I happened to meet a fellow the other day who asked what I did with my time. I told him that I had the privilege of being a licensed boat captain for the Antique Boat Museum; that I averaged 300 hours on the River each summer transporting passengers in a variety of beautiful wooden Museum boats.
"That sounds like fun," he said. " You're a lucky man!"
Yes, I thought, I am a lucky man, but the work is so much more than simply fun.
On one hand, being a captain on the St. Lawrence is challenging and demanding. The inherent responsibilities involved with carrying passengers on a body of water where the vagaries of wind, weather, and current often produce less than desirable boating conditions call for a high degree of vigilance and competency.
Yet, on the other hand, one of the great joys of the position is the interaction with passengers and the special experiences, often merry and humorous, sometimes poignant and emotional, that you become a witness to.
There seems to be no typical passenger; their ages, backgrounds and nationalities are as varied as the reasons why they book rides aboard a Museum vessel. They can be newcomers to the River and your job as captain may be to help introduce them to the geographical, geological, historical, or social aspects of what they are seeing around them during a boat trip. Frequently, your passengers are celebrating; the occasion may be a birthday or an anniversary, it might be the surprise proposal of marriage; you may be transporting the bride and groom to a reception after a ceremony. Sometimes it is the celebration by a family for a departed loved-one. Happy or sad, it is difficult not to be touched by these occasions and in a way, emotionally enriched by them.
I had an interesting and unique experience a few years ago that I still think about often. I had just returned to the Museum yacht house after a scheduled ride and was washing the boat when John MacLean, then Museum Director, appeared and asked if I'd "like to go pick up a boat" from an island near Clayton. Not being one to turn down a boat ride I quickly agreed to go.
Fifteen minutes later we were approaching the dock at what I realized was Wild Goose Island, off the head of Grindstone. There were a half dozen other boats tied up, and a group of 25 adults on the dock, but it was summer and such gatherings are common; I didn't give it much thought. Once we landed and became part of the larger group on the dock I noticed the venerable and iconic Hutchinson launch,Wild Goose, tied to the outside slip; it then occurred to me that it was the boat we were there "to pickup"; the Goose was coming back to the Museum for good!
Much has been written about this 40 foot mahogany classic. Built in Alexandria Bay in 1915 for Frederick Lovejoy as Onondaga III. She was sold to Cleveland Dodge of Grindstone and Wild Goose Island in 1928 and renamed Wild Goose. For over eighty years, the Goose was an important member of the family, serving several generations of the Dodge family as a water taxi, to and from the island; as a floating venue where several wedding ceremonies were performed. The boat transported family and friends on countless sight-seeing cruises and even served as an ambulance a few times, as well.

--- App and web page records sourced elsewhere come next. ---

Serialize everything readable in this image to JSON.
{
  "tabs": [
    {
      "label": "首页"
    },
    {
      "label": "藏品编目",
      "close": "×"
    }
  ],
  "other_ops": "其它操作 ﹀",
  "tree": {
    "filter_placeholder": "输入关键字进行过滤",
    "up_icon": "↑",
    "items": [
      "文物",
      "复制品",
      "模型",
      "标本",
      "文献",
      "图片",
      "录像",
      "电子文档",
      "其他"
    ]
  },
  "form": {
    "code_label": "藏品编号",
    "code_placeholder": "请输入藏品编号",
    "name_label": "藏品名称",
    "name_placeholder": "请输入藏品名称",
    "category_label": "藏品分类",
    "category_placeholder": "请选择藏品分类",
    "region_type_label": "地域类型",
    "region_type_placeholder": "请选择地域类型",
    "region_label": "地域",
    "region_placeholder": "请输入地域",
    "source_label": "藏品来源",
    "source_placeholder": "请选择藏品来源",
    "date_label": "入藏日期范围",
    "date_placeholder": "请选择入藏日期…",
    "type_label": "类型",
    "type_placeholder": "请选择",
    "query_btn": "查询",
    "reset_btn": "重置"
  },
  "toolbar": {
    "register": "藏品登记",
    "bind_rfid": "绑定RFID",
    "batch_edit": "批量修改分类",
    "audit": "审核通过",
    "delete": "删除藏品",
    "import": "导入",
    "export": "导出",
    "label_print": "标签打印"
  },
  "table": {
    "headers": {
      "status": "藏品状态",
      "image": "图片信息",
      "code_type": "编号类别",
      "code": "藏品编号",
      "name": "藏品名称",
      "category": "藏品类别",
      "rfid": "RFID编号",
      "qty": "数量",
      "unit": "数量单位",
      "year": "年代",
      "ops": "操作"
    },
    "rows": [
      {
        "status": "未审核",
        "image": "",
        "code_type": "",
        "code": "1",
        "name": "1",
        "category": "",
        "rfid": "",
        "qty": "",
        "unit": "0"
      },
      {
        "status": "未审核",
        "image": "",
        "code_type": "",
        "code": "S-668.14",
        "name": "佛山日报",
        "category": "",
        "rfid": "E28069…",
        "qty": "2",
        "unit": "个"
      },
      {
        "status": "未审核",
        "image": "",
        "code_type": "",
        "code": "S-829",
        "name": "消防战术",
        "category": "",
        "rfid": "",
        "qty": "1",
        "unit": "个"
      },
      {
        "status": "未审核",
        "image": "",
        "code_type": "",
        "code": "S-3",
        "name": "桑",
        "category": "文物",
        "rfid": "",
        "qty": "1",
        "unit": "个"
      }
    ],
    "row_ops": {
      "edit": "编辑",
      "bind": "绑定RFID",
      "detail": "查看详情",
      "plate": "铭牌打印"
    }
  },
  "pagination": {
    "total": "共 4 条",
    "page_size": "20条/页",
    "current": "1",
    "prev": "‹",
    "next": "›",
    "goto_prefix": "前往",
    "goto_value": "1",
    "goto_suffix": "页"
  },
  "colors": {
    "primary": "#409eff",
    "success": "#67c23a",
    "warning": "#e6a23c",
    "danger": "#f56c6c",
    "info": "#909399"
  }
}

Now, the boat was being donated to the Antique Boat Museum, and members of the family had gathered on the island dock to remember and to say farewell.

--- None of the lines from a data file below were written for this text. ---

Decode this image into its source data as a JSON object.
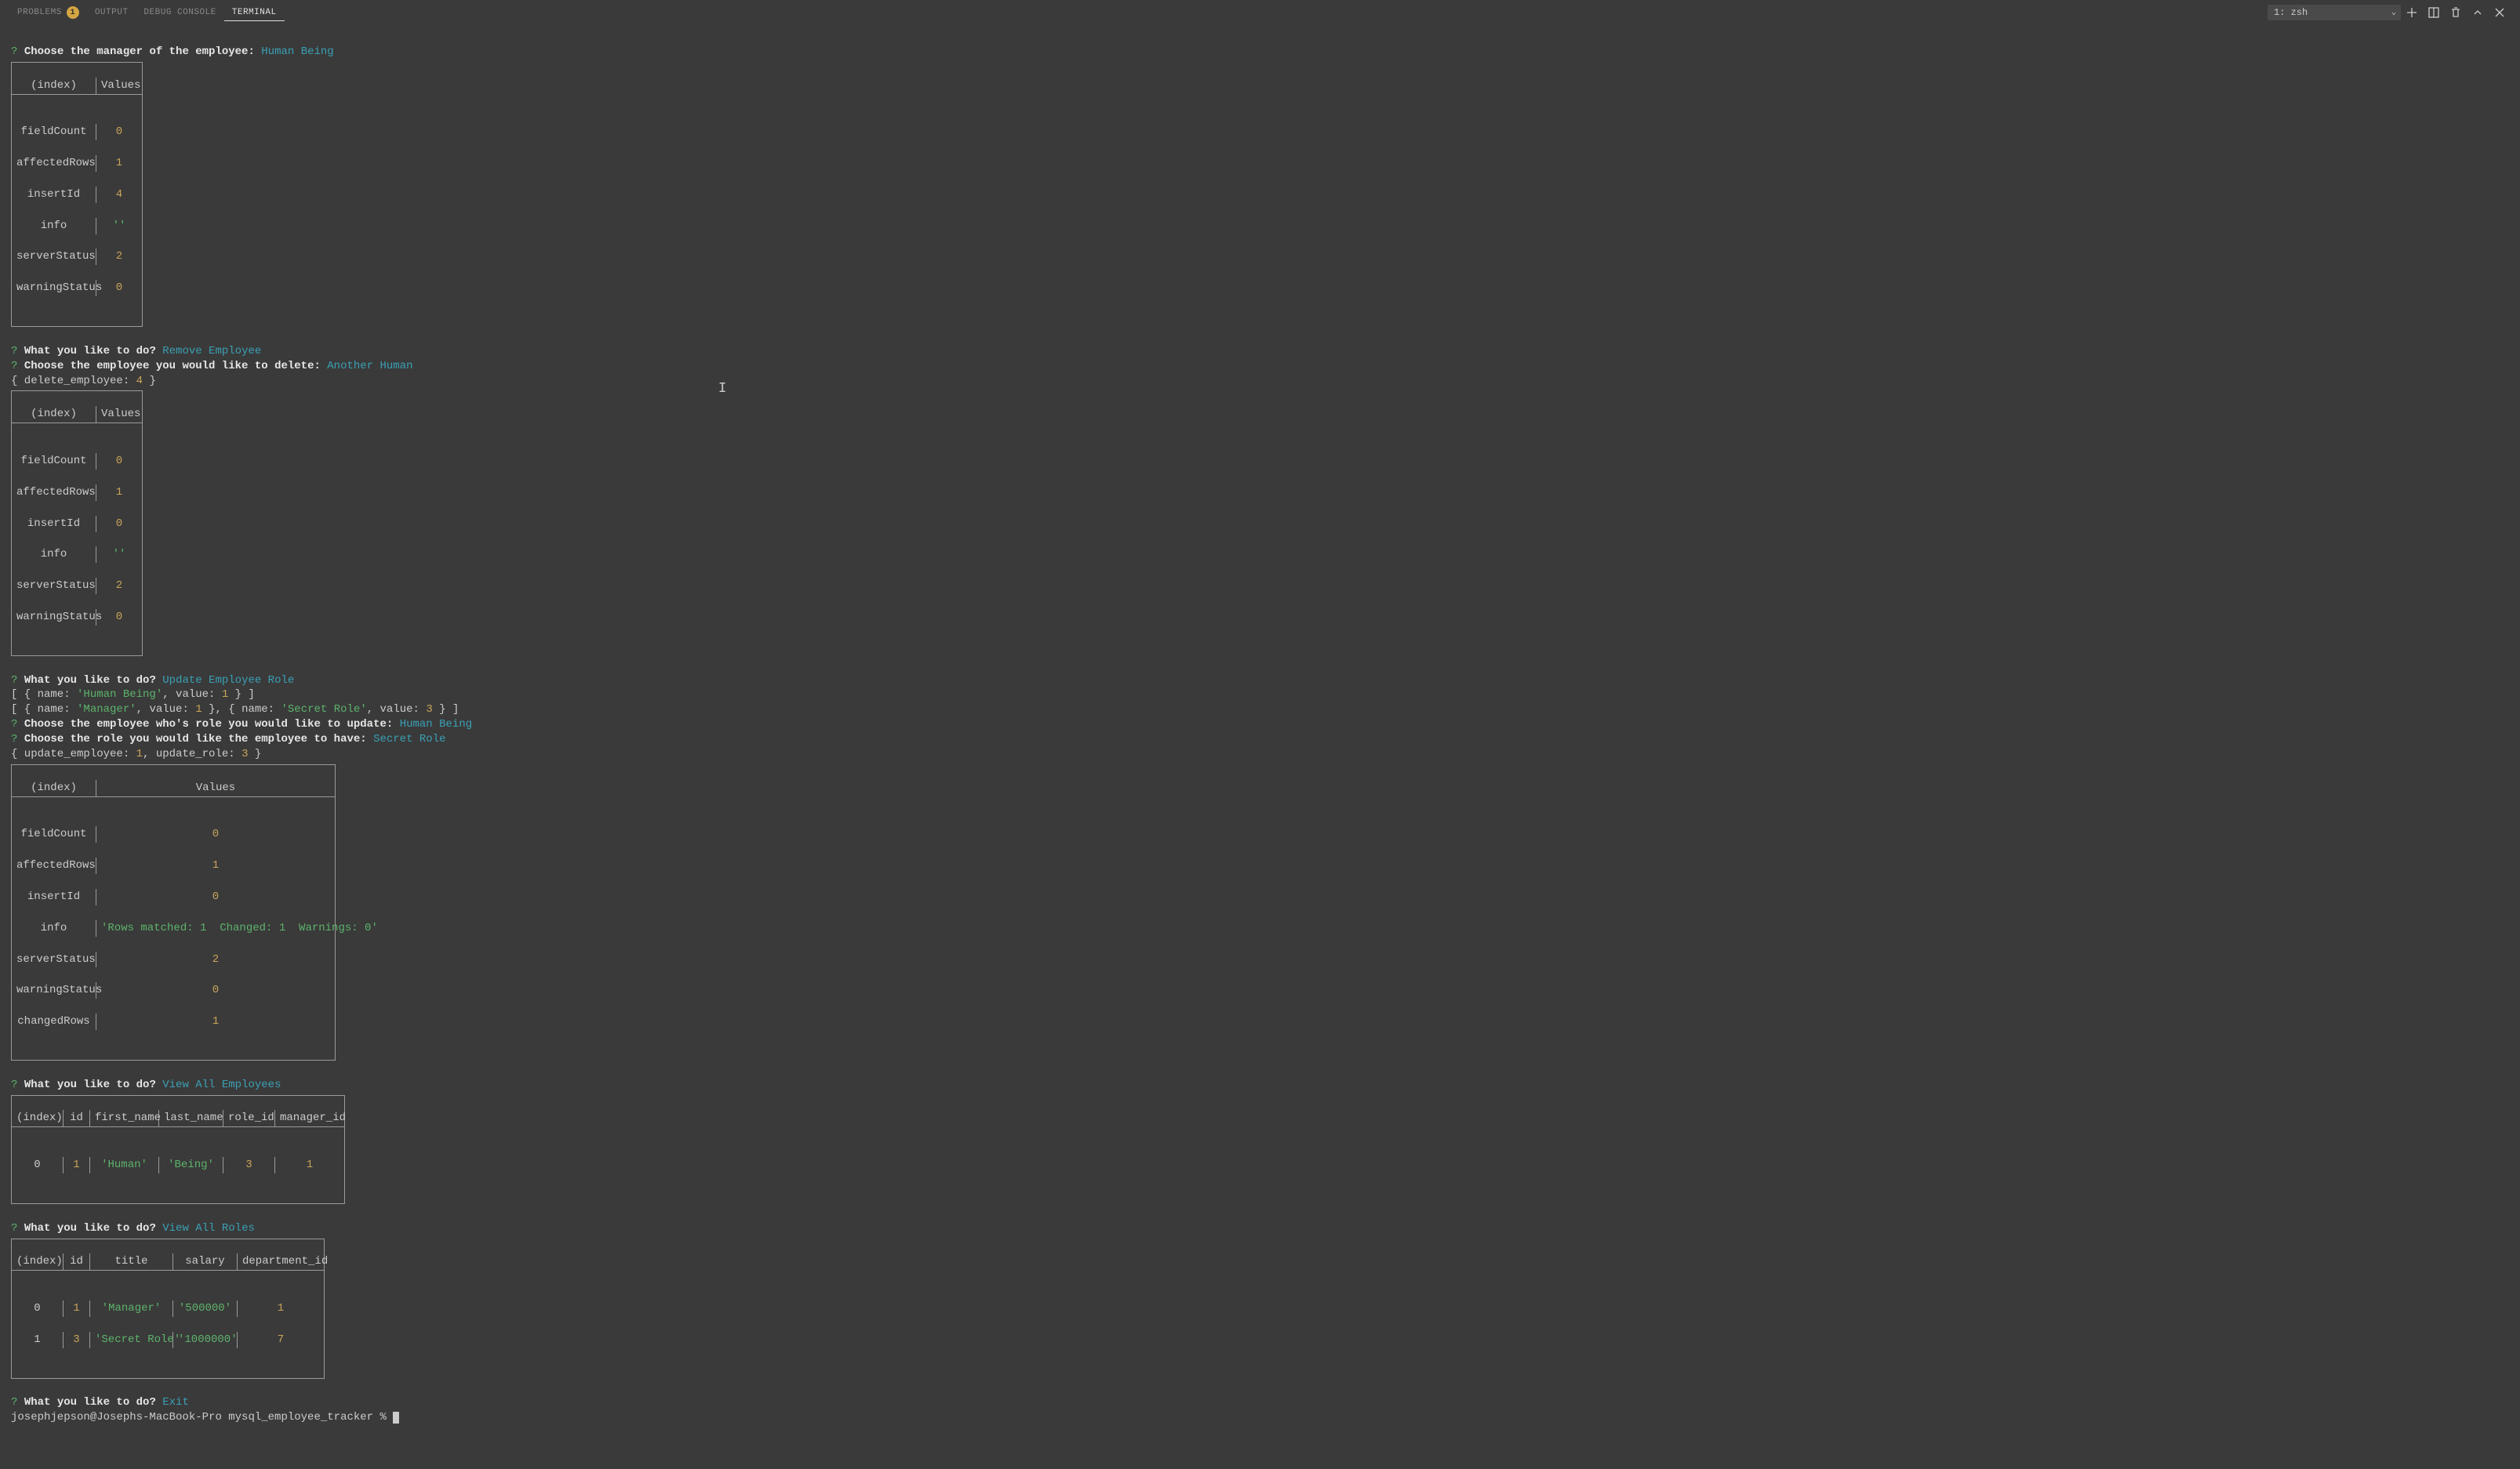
{
  "tabs": {
    "problems": "PROBLEMS",
    "problems_badge": "1",
    "output": "OUTPUT",
    "debug": "DEBUG CONSOLE",
    "terminal": "TERMINAL"
  },
  "terminal_select": "1: zsh",
  "lines": {
    "q1_prompt": "Choose the manager of the employee:",
    "q1_answer": "Human Being",
    "q2_prompt": "What you like to do?",
    "q2_answer": "Remove Employee",
    "q3_prompt": "Choose the employee you would like to delete:",
    "q3_answer": "Another Human",
    "delete_obj": "{ delete_employee: ",
    "delete_val": "4",
    "delete_end": " }",
    "q4_prompt": "What you like to do?",
    "q4_answer": "Update Employee Role",
    "arr1a": "[ { name: ",
    "arr1b": "'Human Being'",
    "arr1c": ", value: ",
    "arr1d": "1",
    "arr1e": " } ]",
    "arr2a": "[ { name: ",
    "arr2b": "'Manager'",
    "arr2c": ", value: ",
    "arr2d": "1",
    "arr2e": " }, { name: ",
    "arr2f": "'Secret Role'",
    "arr2g": ", value: ",
    "arr2h": "3",
    "arr2i": " } ]",
    "q5_prompt": "Choose the employee who's role you would like to update:",
    "q5_answer": "Human Being",
    "q6_prompt": "Choose the role you would like the employee to have:",
    "q6_answer": "Secret Role",
    "update_a": "{ update_employee: ",
    "update_b": "1",
    "update_c": ", update_role: ",
    "update_d": "3",
    "update_e": " }",
    "q7_prompt": "What you like to do?",
    "q7_answer": "View All Employees",
    "q8_prompt": "What you like to do?",
    "q8_answer": "View All Roles",
    "q9_prompt": "What you like to do?",
    "q9_answer": "Exit",
    "shell_prompt": "josephjepson@Josephs-MacBook-Pro mysql_employee_tracker % "
  },
  "table1": {
    "h1": "(index)",
    "h2": "Values",
    "r1a": "fieldCount",
    "r1b": "0",
    "r2a": "affectedRows",
    "r2b": "1",
    "r3a": "insertId",
    "r3b": "4",
    "r4a": "info",
    "r4b": "''",
    "r5a": "serverStatus",
    "r5b": "2",
    "r6a": "warningStatus",
    "r6b": "0"
  },
  "table2": {
    "h1": "(index)",
    "h2": "Values",
    "r1a": "fieldCount",
    "r1b": "0",
    "r2a": "affectedRows",
    "r2b": "1",
    "r3a": "insertId",
    "r3b": "0",
    "r4a": "info",
    "r4b": "''",
    "r5a": "serverStatus",
    "r5b": "2",
    "r6a": "warningStatus",
    "r6b": "0"
  },
  "table3": {
    "h1": "(index)",
    "h2": "Values",
    "r1a": "fieldCount",
    "r1b": "0",
    "r2a": "affectedRows",
    "r2b": "1",
    "r3a": "insertId",
    "r3b": "0",
    "r4a": "info",
    "r4b": "'Rows matched: 1  Changed: 1  Warnings: 0'",
    "r5a": "serverStatus",
    "r5b": "2",
    "r6a": "warningStatus",
    "r6b": "0",
    "r7a": "changedRows",
    "r7b": "1"
  },
  "table4": {
    "h1": "(index)",
    "h2": "id",
    "h3": "first_name",
    "h4": "last_name",
    "h5": "role_id",
    "h6": "manager_id",
    "r1a": "0",
    "r1b": "1",
    "r1c": "'Human'",
    "r1d": "'Being'",
    "r1e": "3",
    "r1f": "1"
  },
  "table5": {
    "h1": "(index)",
    "h2": "id",
    "h3": "title",
    "h4": "salary",
    "h5": "department_id",
    "r1a": "0",
    "r1b": "1",
    "r1c": "'Manager'",
    "r1d": "'500000'",
    "r1e": "1",
    "r2a": "1",
    "r2b": "3",
    "r2c": "'Secret Role'",
    "r2d": "'1000000'",
    "r2e": "7"
  }
}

Each family member in turn shared their memories of growing up with the boat. There were funny stories shared along with some sad ones; there were big smiles, and teary eyes. The family was saying good-bye to a loved one.

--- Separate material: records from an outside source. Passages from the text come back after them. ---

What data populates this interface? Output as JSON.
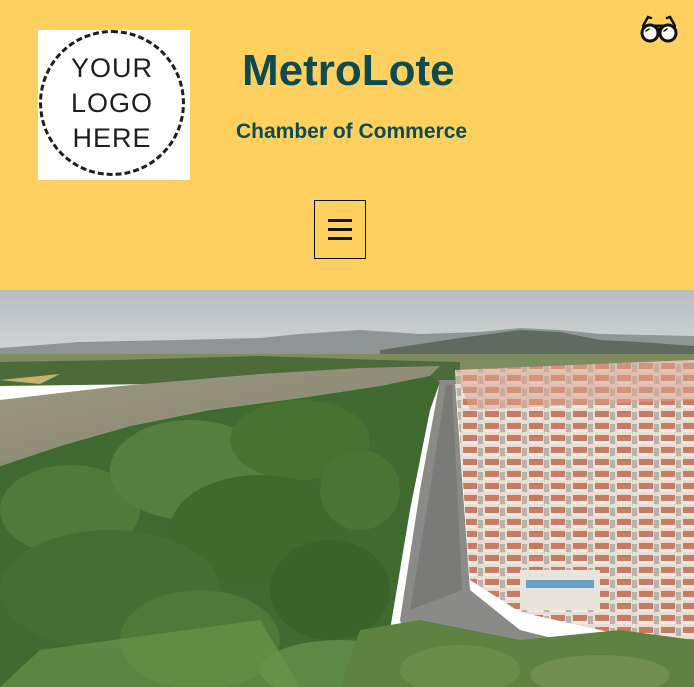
{
  "header": {
    "logo": {
      "lines": [
        "YOUR",
        "LOGO",
        "HERE"
      ]
    },
    "title": "MetroLote",
    "subtitle": "Chamber of Commerce",
    "accessibility_icon": "glasses-icon",
    "menu_icon": "hamburger-menu-icon"
  },
  "hero": {
    "image": "aerial-photo-river-forest-housing"
  },
  "colors": {
    "header_bg": "#fdd060",
    "brand_text": "#0d4b4f"
  }
}
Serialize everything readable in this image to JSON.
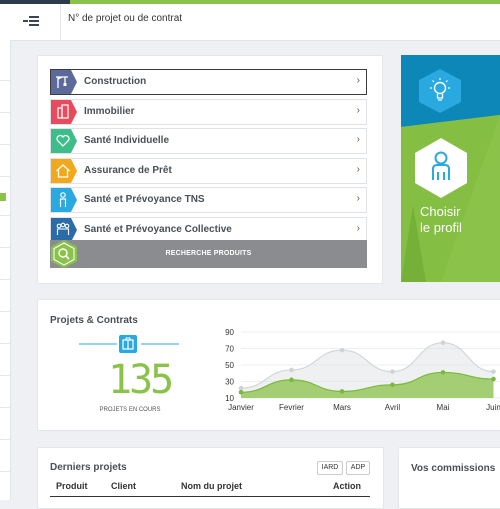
{
  "search": {
    "placeholder": "N° de projet ou de contrat"
  },
  "products": [
    {
      "label": "Construction",
      "color": "#5b6a9a",
      "icon": "crane-icon"
    },
    {
      "label": "Immobilier",
      "color": "#e74c5e",
      "icon": "building-icon"
    },
    {
      "label": "Santé Individuelle",
      "color": "#3dbd8a",
      "icon": "heart-icon"
    },
    {
      "label": "Assurance de Prêt",
      "color": "#f1a91b",
      "icon": "house-icon"
    },
    {
      "label": "Santé et Prévoyance TNS",
      "color": "#2aa8e0",
      "icon": "person-icon"
    },
    {
      "label": "Santé et Prévoyance Collective",
      "color": "#2b6ca8",
      "icon": "group-icon"
    }
  ],
  "search_products_label": "RECHERCHE PRODUITS",
  "profile": {
    "line1": "Choisir",
    "line2": "le profil"
  },
  "projects": {
    "title": "Projets & Contrats",
    "count": "135",
    "count_label": "PROJETS EN COURS"
  },
  "chart_data": {
    "type": "area",
    "categories": [
      "Janvier",
      "Fevrier",
      "Mars",
      "Avril",
      "Mai",
      "Juin"
    ],
    "yticks": [
      10,
      30,
      50,
      70,
      90
    ],
    "ylim": [
      10,
      90
    ],
    "series": [
      {
        "values": [
          22,
          44,
          68,
          42,
          77,
          42
        ],
        "color": "#e0e3e5"
      },
      {
        "values": [
          17,
          32,
          18,
          26,
          41,
          33
        ],
        "color": "#8bc34a"
      }
    ]
  },
  "recent": {
    "title": "Derniers projets",
    "badge_iard": "IARD",
    "badge_adp": "ADP",
    "columns": [
      "Produit",
      "Client",
      "Nom du projet",
      "Action"
    ]
  },
  "commissions": {
    "title": "Vos commissions"
  }
}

John gave me a nod to say that it was time for us to board and depart. As the engine was started, flutes of champagne were passed to the family and Wild Goose was given a final toast as we cast off. I did the best I could to not show the tears that rolled down my cheek as we pulled slowly away.
From my position in the stern, I happened to look back as we moved away from the island. The dock had become a flutter of white, as if fifty gull wings were all waving in unison. Each of the family had been given a white handkerchief to wave the boat good-bye with!
It wasn't until recently that I learned that the ritual that I had observed was a family tradition begun by Pauline Morgan Dodge, many, many years ago to see loved ones away from the island.
Over the last few years, Wild Goose has had quite a lot of attention by Museum Boat Conservator Mike Corrigan and a dedicated group of volunteers who have put some 3500 hours into a rebuild of the boat's bottom. Currently, Wild Goose is getting several coats of varnish in preparation for her re-launch on June 30, 2012, at the Museum's River Reunion.
Wild Goose was familiar to me as a boy growing up on the River, and I hope that we will become good friends in the near future.
By David Dodge, Coordinator of In-Water Fleet, Antique Boat Museum, Clayton.
David Dodge is a retired middle school Science teacher who is fulfilling a lifelong dream of being a River Captain. Like all Antique Boat Museum captains, he holds a USCG Master Mariner credential. This is David’s third article for TI Life. See 46 Years and Counting… August 2012, and Rideboat, March 2010. David wrote this article for the Antique Boat Museum’s June, 2012 membership newsletter.